▶ Recorded data

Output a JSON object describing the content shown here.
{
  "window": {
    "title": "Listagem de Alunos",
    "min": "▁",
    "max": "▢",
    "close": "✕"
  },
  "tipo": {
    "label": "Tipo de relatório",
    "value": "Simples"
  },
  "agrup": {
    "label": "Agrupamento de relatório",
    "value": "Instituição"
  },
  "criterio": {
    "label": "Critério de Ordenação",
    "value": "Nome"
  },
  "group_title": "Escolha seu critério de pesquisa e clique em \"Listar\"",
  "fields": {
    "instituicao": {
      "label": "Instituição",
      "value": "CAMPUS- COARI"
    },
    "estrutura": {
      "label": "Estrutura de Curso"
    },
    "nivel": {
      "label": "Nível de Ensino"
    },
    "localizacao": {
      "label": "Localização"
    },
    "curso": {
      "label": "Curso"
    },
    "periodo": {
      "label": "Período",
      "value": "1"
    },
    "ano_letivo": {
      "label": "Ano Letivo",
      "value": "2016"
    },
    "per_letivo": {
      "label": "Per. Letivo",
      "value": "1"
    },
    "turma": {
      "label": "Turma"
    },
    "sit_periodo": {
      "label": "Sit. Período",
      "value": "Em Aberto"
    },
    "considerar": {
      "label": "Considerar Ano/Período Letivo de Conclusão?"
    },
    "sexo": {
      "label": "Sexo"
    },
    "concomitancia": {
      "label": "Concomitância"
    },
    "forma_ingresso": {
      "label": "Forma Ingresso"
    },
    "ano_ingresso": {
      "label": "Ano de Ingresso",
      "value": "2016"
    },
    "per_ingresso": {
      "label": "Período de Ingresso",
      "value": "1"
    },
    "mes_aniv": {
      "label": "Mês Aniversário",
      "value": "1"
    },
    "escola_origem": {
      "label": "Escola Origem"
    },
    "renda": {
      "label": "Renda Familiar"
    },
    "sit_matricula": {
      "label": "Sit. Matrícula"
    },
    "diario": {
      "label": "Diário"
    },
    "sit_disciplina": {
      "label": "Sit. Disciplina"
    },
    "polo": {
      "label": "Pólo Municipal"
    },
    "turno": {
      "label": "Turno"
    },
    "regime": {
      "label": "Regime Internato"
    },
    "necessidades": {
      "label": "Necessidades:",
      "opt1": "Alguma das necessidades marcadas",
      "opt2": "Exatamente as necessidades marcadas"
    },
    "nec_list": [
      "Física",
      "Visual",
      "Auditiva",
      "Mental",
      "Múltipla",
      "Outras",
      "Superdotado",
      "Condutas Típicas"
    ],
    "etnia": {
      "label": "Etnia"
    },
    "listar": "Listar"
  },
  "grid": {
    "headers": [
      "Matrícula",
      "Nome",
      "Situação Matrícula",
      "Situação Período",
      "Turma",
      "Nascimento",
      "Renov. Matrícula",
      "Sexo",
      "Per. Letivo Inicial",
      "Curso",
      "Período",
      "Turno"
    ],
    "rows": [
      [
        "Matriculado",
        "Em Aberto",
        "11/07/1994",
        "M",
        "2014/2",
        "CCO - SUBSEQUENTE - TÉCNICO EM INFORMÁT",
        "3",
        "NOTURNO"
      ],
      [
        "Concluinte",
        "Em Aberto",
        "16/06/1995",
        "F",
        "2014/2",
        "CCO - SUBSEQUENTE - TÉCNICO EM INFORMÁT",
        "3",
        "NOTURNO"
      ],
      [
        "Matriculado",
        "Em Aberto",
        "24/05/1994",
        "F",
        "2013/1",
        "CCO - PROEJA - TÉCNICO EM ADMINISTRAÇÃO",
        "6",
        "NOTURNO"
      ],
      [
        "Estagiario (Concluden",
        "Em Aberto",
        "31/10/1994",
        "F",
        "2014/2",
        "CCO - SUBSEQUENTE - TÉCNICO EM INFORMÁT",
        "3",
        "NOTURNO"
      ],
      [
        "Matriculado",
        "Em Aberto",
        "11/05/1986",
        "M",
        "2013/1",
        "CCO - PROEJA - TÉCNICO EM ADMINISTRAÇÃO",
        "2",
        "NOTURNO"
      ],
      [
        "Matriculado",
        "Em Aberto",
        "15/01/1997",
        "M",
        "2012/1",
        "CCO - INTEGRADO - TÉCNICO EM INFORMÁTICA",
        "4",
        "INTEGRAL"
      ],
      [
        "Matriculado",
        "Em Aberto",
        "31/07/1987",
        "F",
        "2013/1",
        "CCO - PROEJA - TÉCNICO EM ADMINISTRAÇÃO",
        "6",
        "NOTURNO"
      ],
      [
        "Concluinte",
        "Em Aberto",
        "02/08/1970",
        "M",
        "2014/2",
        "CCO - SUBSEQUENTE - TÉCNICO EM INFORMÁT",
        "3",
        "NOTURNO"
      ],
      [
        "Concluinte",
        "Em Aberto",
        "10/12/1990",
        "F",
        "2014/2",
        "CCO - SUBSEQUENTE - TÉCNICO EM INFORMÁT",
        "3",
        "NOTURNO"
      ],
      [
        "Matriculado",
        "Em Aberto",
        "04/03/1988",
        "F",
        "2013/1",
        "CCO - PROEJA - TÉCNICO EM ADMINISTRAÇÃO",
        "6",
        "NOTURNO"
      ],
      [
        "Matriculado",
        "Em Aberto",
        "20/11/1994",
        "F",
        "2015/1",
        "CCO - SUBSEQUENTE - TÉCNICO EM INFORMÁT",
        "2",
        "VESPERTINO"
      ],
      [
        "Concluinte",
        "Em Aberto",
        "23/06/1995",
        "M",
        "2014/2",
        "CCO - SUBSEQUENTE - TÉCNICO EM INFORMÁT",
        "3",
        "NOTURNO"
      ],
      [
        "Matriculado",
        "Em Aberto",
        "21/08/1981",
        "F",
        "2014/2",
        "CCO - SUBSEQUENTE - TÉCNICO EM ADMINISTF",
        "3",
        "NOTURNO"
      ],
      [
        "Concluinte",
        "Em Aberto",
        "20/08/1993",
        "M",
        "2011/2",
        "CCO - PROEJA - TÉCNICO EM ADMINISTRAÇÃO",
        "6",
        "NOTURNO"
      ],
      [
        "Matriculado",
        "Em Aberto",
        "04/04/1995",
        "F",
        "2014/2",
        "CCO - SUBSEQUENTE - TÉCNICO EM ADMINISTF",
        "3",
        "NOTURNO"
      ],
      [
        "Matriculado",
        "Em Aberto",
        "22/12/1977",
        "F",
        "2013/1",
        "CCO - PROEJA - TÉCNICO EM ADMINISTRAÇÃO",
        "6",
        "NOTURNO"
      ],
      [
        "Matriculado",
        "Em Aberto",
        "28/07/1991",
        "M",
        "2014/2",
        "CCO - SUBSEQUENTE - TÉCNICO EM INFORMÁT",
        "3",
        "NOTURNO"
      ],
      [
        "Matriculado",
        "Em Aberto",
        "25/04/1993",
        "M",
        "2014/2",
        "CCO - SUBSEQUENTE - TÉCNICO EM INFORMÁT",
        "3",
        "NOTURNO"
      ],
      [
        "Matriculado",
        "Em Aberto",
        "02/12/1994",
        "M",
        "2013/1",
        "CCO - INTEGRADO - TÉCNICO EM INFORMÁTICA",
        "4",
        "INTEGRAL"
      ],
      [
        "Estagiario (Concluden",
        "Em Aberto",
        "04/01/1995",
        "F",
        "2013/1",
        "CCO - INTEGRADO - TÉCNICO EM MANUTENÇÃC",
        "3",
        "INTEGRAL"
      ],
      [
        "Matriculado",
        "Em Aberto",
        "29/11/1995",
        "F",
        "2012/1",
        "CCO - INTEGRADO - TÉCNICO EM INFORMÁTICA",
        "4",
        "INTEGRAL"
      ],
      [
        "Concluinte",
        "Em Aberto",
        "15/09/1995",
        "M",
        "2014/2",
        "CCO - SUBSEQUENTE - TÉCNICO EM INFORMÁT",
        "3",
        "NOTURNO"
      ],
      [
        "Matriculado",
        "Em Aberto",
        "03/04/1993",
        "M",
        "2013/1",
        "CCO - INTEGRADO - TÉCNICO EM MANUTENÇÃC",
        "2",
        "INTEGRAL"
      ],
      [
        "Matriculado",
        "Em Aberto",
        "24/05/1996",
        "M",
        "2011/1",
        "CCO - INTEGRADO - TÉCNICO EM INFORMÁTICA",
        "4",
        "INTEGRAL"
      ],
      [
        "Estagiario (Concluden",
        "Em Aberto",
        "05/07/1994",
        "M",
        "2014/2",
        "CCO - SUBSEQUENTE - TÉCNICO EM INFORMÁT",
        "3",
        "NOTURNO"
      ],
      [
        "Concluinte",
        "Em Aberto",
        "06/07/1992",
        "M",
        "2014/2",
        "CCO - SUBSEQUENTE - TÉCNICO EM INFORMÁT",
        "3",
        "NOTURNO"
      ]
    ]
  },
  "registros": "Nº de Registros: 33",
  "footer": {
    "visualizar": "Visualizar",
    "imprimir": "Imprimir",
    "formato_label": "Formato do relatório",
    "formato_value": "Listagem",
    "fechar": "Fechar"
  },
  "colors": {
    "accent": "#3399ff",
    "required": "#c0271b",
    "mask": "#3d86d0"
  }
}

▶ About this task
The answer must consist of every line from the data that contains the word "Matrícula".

▶ Response area
      "label": "Sit. Matrícula"
      "Matrícula",
      "Situação Matrícula",
      "Renov. Matrícula",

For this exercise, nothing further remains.